  2. Fedora alternative http://alt.fedoraproject.org/pub/alt/virtio-win/. Very recent versions as of 4/17/2013: 61.64.104.5900 but no QXL.
  3. RedHat virtio-win-1.6.3-3.el6.noarch. The RedHat package has versions equal or slightly older than Fedora alternative. The QXL drivers are not in the ISO image but unpacked to /usr/share/virtio BUT the QXL driver is signed.

However, things seem to be coming together, albeit slowly:

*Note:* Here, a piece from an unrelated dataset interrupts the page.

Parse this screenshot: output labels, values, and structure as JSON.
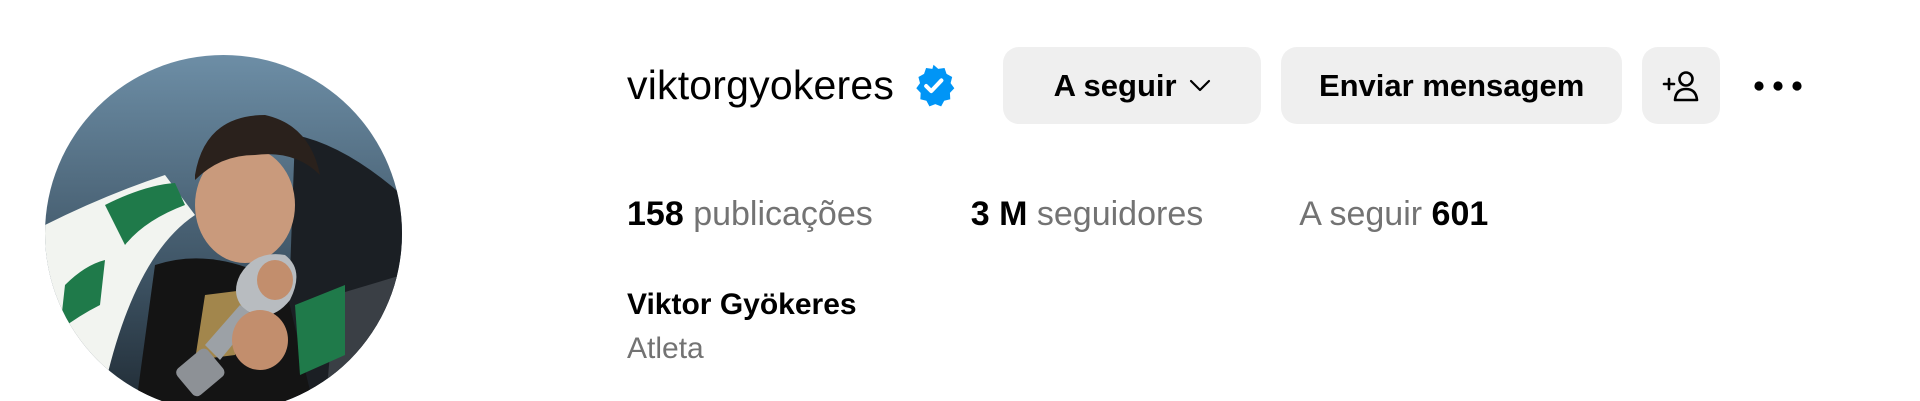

  1. Windows 7 Pro guest is now stable with all the RedHat drivers.
  2. Windows 2008 R2 Standard KVM guest is stable with all 61.64.104.5900 drivers and QXL.
  3. The signed Red Hat QXL GPU driver that works is: version 6.1.0.10016 10/15/2012

By stable I mean: in Windows Device Manager none of the devices has the dreaded exclamation icon and the VM does not randomly reboot or BSOD.

Now to tackle Windows 2012 server guests!!!!!!

FIXME: Update vdagent.exe/vdservice.exe to latest from Spice Guest tools 0.52 — DONE!

FIXME: I have qemu-ga: QEMU guest agent running; no idea how crucial this is to life and limb: http://wiki.libvirt.org/page/Qemu_guest_agent

FIXME: can one get sound using VNC?

Generally, RedHat have done well with the 1.6.3 release!!

Take away: KVM virtio drivers are not easy to find. The best sources are Fedora alternative (everything but QXL), and RedHat RHEL 6 Supplementary Channel ($$$$) with signed QXL . The jury is out on spice-guest-tools.

FreeIPA, Kerberized NFSv4

Notes on setting up Kerberized NFSv4  FreeIPA 2.2 under CentOS 6.3:

The NFS server needs a Service principal nfs/server.example.com

The NFS client needs a Host principal host/client.example.com. This will be done when the client joins the realm, so effectively nothing else needs be done on the client.

Android 4.0 ICS Supports Bluetooth Tethering!

Upgraded to Android 4.0.3 on a Samsung Galaxy SII. It now supports Bluetooth tethering to share its 3G Internet connection via Bluetooth.

 

Under Applications -> Settings -> More… -> Tethering and portable hotspot

is “Bluetooth tethering”.

I tried connecting using Ubuntu 11.10; it had no problem seeing the new service.

Hooray – this gives an alternative to Wi-Fi hotspot which consumes power like there’s no tomorrow.